Ignorance, Stupidity, Red Lights, and Vaccines
I heard a quote this week on a period drama my wife and I were watching. It was something along the lines of: “Ignorance is better than stupidity, because an ignorant person can still learn.”
I thought that statement profound. We are all ignorant in certain areas. The good news is we can choose to emerge from ignorance through education.
I have on my “quote wall” above my work station at the newspaper office, a related statement attributed to George Bernard Shaw: “Beware of false knowledge; it is more dangerous than ignorance.”
It is my casual observation that incidences of “false knowledge” have increased in regard to the COVID-19 vaccine; so much so, that Missouri is in the unfortunately undignified position of being among the leaders in increased cases of COVID-19, in particular the more infectious Delta variant.
The evidence shows us that people who are getting infected in this new “round” of the virus are those who have not been vaccinated.
A recent report from Johns Hopkins University stated, “Cases are rising in many states. … 18 states have greater numbers of new infections now compared with four weeks ago, including Arkansas, Florida, Iowa, Missouri and Oklahoma, where new daily cases have doubled.”
Hospitalizations are also on the rise in those states where vaccination rates are lowest.
There are usually a handful of “reasons” people are vaccine hesitant. Perhaps they are not educated about the efficacy of the vaccine or have received inaccurate and misleading information about its effects.
Then there are those who clearly illustrate the difference between ignorance and stupidity — the staunch anti-vaccine crowd.
I hold out hope for the former, as misinformation can be countered by fact, science, and education. The latter, unfortunately will often persist in their self-destructive path.
There are some objections to the vaccine that are rooted in religious beliefs. While I respect anyone’s personal beliefs, it is important that those beliefs do not result in unintended negative outcomes for others.
Some object to receiving the vaccine because of many unjustified fears. Some include the idea the vaccine will alter their DNA or that each dose contains a microchip implanted into the body so the government can track people. Both those arguments are simply untrue.
Some object to the vaccine because there have been reported incidents of certain reactions, side effects, or medical problems related to the vaccine. While there are certain concerns, the occurrences of these issues are well within established margins of error and acceptable risk (sometimes registering at statistically zero) regarded as safe.
Some object to the vaccine because they argue it wasn’t tested properly and rushed to market. I, for one, am very thankful for the expertise of scientists and those in medicine who were able to work a “miracle” and get an effective vaccine to people in record time.

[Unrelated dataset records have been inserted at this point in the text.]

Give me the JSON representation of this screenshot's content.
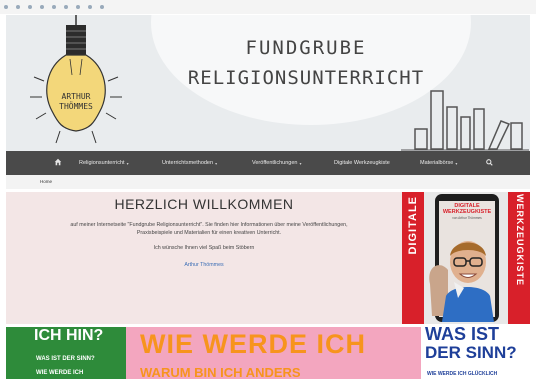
{
  "site": {
    "title_line1": "FUNDGRUBE",
    "title_line2": "RELIGIONSUNTERRICHT",
    "bulb_text_line1": "ARTHUR",
    "bulb_text_line2": "THÖMMES"
  },
  "nav": {
    "home_icon": "home-icon",
    "items": [
      {
        "label": "Religionsunterricht",
        "caret": "▾"
      },
      {
        "label": "Unterrichtsmethoden",
        "caret": "▾"
      },
      {
        "label": "Veröffentlichungen",
        "caret": "▾"
      },
      {
        "label": "Digitale Werkzeugkiste",
        "caret": ""
      },
      {
        "label": "Materialbörse",
        "caret": "▾"
      }
    ],
    "search_icon": "search-icon"
  },
  "breadcrumb": {
    "current": "Home"
  },
  "welcome": {
    "heading": "HERZLICH WILLKOMMEN",
    "intro": "auf meiner Internetseite \"Fundgrube Religionsunterricht\". Sie finden hier Informationen über meine Veröffentlichungen, Praxisbeispiele und Materialien für einen kreativen Unterricht.",
    "wish": "Ich wünsche Ihnen viel Spaß beim Stöbern",
    "author": "Arthur Thömmes"
  },
  "promo": {
    "left_vertical": "DIGITALE",
    "right_vertical": "WERKZEUGKISTE",
    "screen_title_line1": "DIGITALE",
    "screen_title_line2": "WERKZEUGKISTE",
    "screen_subtitle": "von Arthur Thömmes"
  },
  "banner": {
    "green_big": "ICH HIN?",
    "green_small1": "WAS IST DER SINN?",
    "green_small2": "WIE WERDE ICH",
    "pink_big": "WIE WERDE ICH",
    "pink_sub": "WARUM BIN ICH ANDERS",
    "white_t1": "WAS IST",
    "white_t2": "DER SINN?",
    "white_t3": "WIE WERDE ICH GLÜCKLICH"
  },
  "colors": {
    "nav_bg": "#4a4a4a",
    "promo_red": "#d8202a",
    "link_blue": "#3a6db5",
    "banner_orange": "#f7941d",
    "banner_green": "#2e8b3a",
    "banner_blue": "#1e3f99"
  }
}
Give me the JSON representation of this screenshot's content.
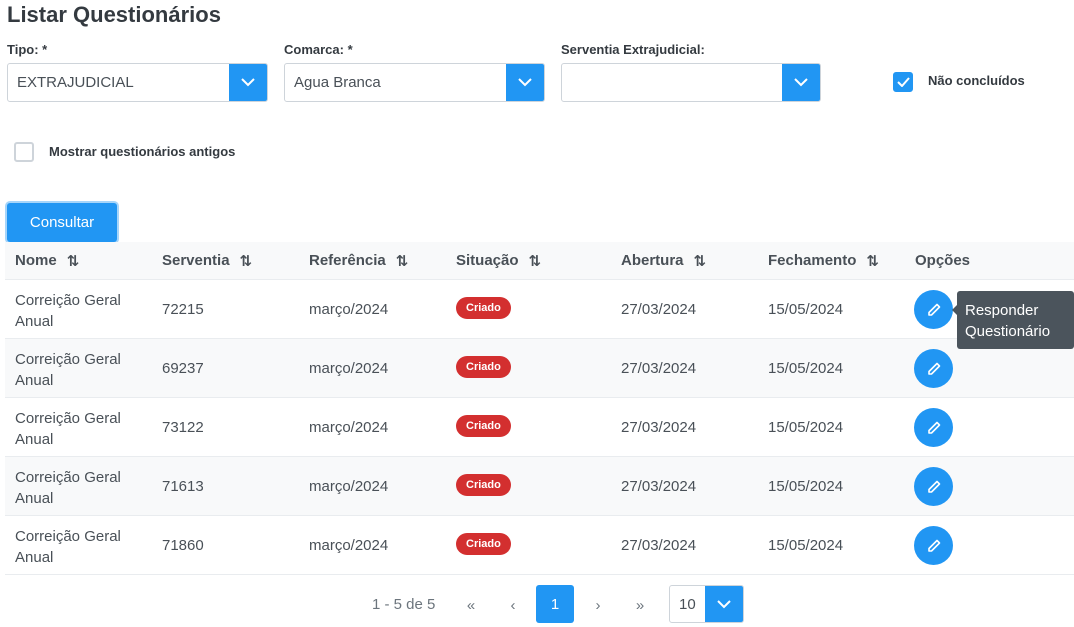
{
  "page": {
    "title": "Listar Questionários"
  },
  "filters": {
    "tipo": {
      "label": "Tipo: *",
      "value": "EXTRAJUDICIAL"
    },
    "comarca": {
      "label": "Comarca: *",
      "value": "Agua Branca"
    },
    "serventia": {
      "label": "Serventia Extrajudicial:",
      "value": ""
    },
    "nao_concluidos": {
      "label": "Não concluídos",
      "checked": true
    },
    "mostrar_antigos": {
      "label": "Mostrar questionários antigos",
      "checked": false
    },
    "consultar_label": "Consultar"
  },
  "table": {
    "columns": [
      "Nome",
      "Serventia",
      "Referência",
      "Situação",
      "Abertura",
      "Fechamento",
      "Opções"
    ],
    "rows": [
      {
        "nome": "Correição Geral Anual",
        "serventia": "72215",
        "referencia": "março/2024",
        "situacao": "Criado",
        "abertura": "27/03/2024",
        "fechamento": "15/05/2024"
      },
      {
        "nome": "Correição Geral Anual",
        "serventia": "69237",
        "referencia": "março/2024",
        "situacao": "Criado",
        "abertura": "27/03/2024",
        "fechamento": "15/05/2024"
      },
      {
        "nome": "Correição Geral Anual",
        "serventia": "73122",
        "referencia": "março/2024",
        "situacao": "Criado",
        "abertura": "27/03/2024",
        "fechamento": "15/05/2024"
      },
      {
        "nome": "Correição Geral Anual",
        "serventia": "71613",
        "referencia": "março/2024",
        "situacao": "Criado",
        "abertura": "27/03/2024",
        "fechamento": "15/05/2024"
      },
      {
        "nome": "Correição Geral Anual",
        "serventia": "71860",
        "referencia": "março/2024",
        "situacao": "Criado",
        "abertura": "27/03/2024",
        "fechamento": "15/05/2024"
      }
    ]
  },
  "tooltip": {
    "text": "Responder Questionário"
  },
  "pagination": {
    "summary": "1 - 5 de 5",
    "current_page": "1",
    "rows_per_page": "10"
  },
  "colors": {
    "primary": "#2196f3",
    "danger": "#d32f2f",
    "tooltip": "#4b545c"
  }
}
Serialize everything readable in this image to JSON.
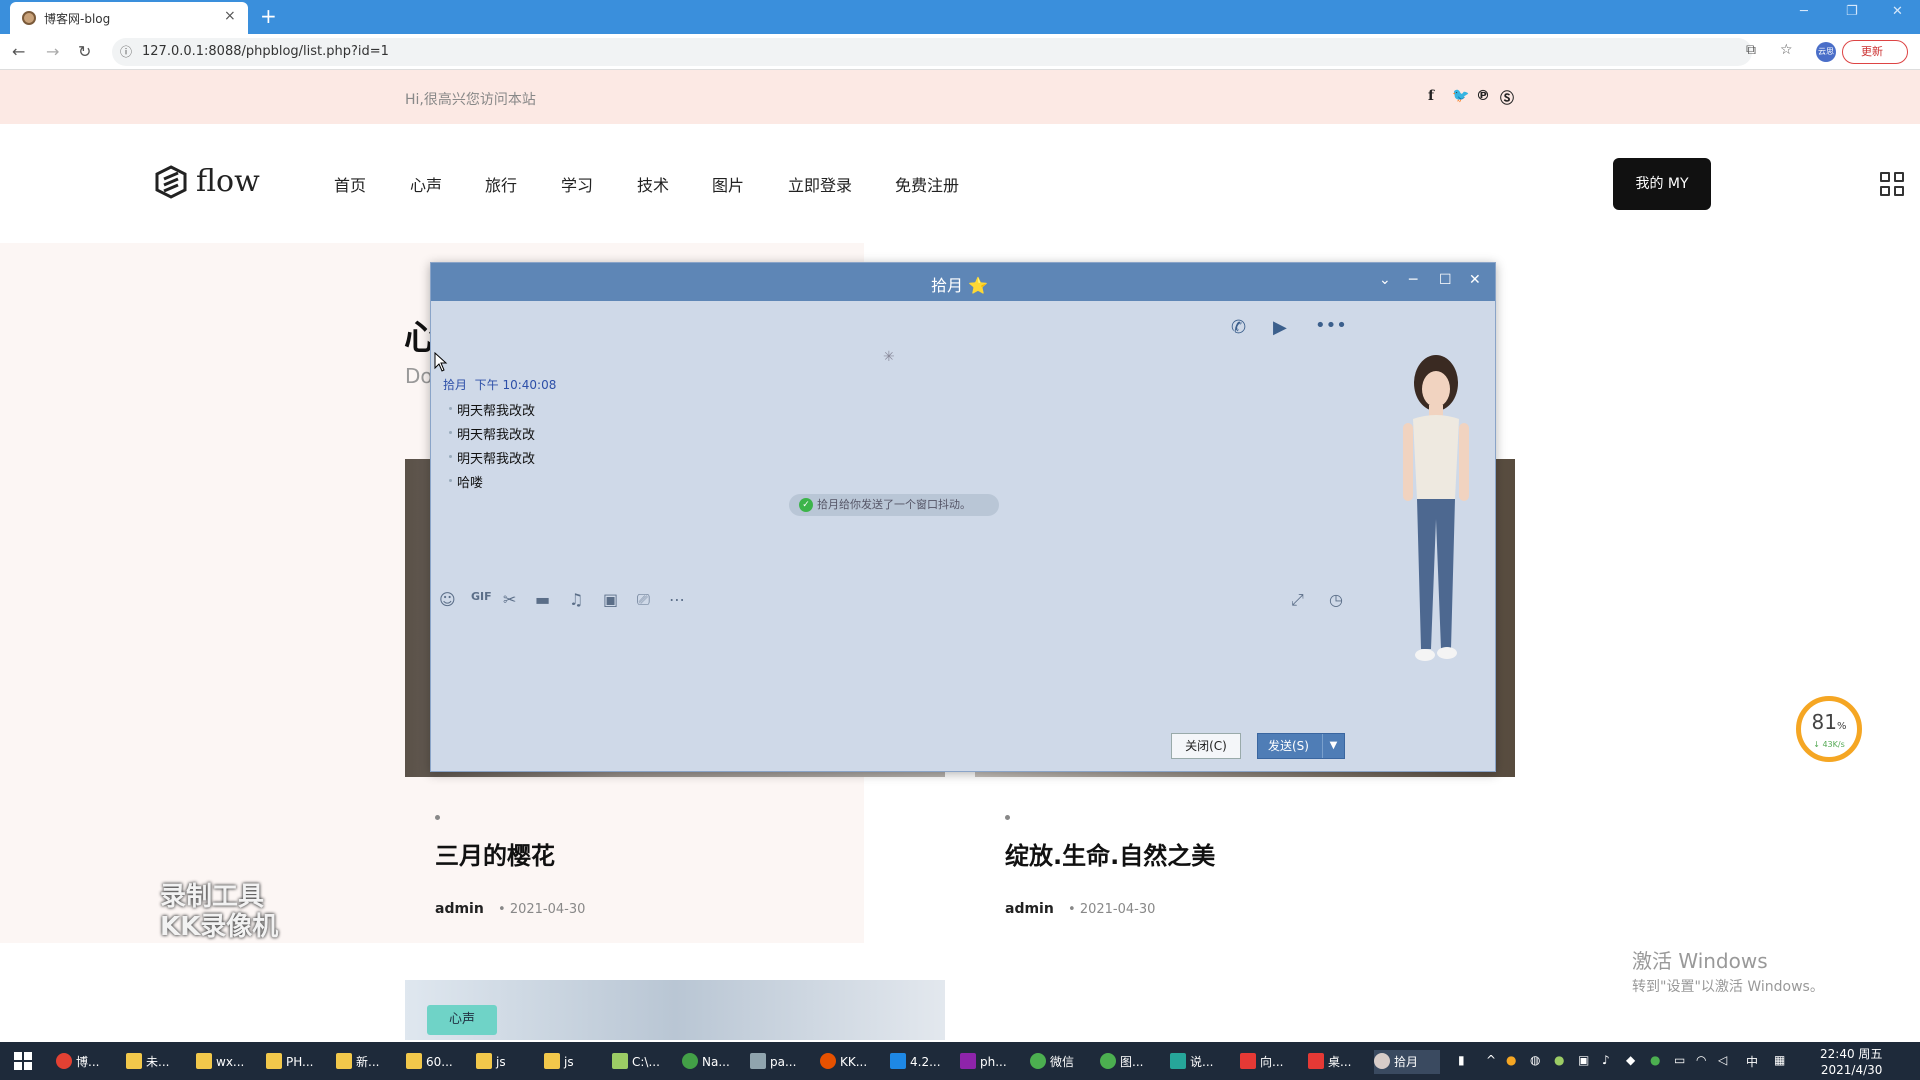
{
  "browser": {
    "tab_title": "博客网-blog",
    "tab_close": "×",
    "new_tab": "+",
    "url": "127.0.0.1:8088/phpblog/list.php?id=1",
    "update_label": "更新",
    "profile_label": "云思"
  },
  "site": {
    "greeting": "Hi,很高兴您访问本站",
    "logo_text": "flow",
    "nav": [
      "首页",
      "心声",
      "旅行",
      "学习",
      "技术",
      "图片",
      "立即登录",
      "免费注册"
    ],
    "my_button": "我的 MY",
    "heading": "心",
    "subheading": "Do",
    "cards": [
      {
        "title": "三月的樱花",
        "author": "admin",
        "date": "2021-04-30"
      },
      {
        "title": "绽放.生命.自然之美",
        "author": "admin",
        "date": "2021-04-30"
      }
    ],
    "tag_label": "心声"
  },
  "overlay": {
    "watermark_line1": "录制工具",
    "watermark_line2": "KK录像机",
    "activate_line1": "激活 Windows",
    "activate_line2": "转到\"设置\"以激活 Windows。",
    "speed_percent": "81",
    "speed_percent_unit": "%",
    "speed_rate": "↓ 43K/s"
  },
  "chat": {
    "title": "拾月",
    "title_star": "⭐",
    "message_sender": "拾月",
    "message_time": "下午 10:40:08",
    "messages": [
      "明天帮我改改",
      "明天帮我改改",
      "明天帮我改改",
      "哈喽"
    ],
    "system_note": "拾月给你发送了一个窗口抖动。",
    "close_button": "关闭(C)",
    "send_button": "发送(S)"
  },
  "taskbar": {
    "items": [
      "博...",
      "未...",
      "wx...",
      "PH...",
      "新...",
      "60...",
      "js",
      "js",
      "C:\\...",
      "Na...",
      "pa...",
      "KK...",
      "4.2...",
      "ph...",
      "微信",
      "图...",
      "说...",
      "向...",
      "桌...",
      "拾月"
    ],
    "ime": "中",
    "time": "22:40 周五",
    "date": "2021/4/30"
  }
}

How many more lives would have been lost except for their efforts?
The fact is COVID-19 vaccines went through rigorous and thorough testing in both the public and the private sector before being authorized by the FDA. It is also a fact the COVID vaccine took longer to develop and deploy than 2009’s H1N1 vaccine and nobody talks negatively about that one!
Still others have objections to the vaccine because they claim it is an invasion of their personal freedom. Allow me to counter this last one with an illustration I recently heard.
In our modern world, we have all agreed to follow certain traffic laws and obey traffic signals for our mutual safety. For example, we come to a stop at a red light, wait for it to turn green, and then proceed through the intersection.
Technically, we have the “personal freedom” to continue driving through a red light, if we so choose. However, that action not only puts the person who exercises that “freedom” in harm’s way, it could potentially be life-threatening to others, even those who have chosen to abide by the traffic regulations.
To not get the vaccine is akin to running a red light, ignoring all the life-saving signals, and stupidly choosing to continue driving recklessly, despising the agreed-upon and effective traffic-control system that saves lives and ensures us the freedom of arriving safely at our destinations.
It is imperative false narratives, misinformation, disinformation, half-truths, and outright lies be exposed; that education and science are rightly esteemed; and that we don’t forget “Ignorance is better than stupidity, because an ignorant person can still learn.”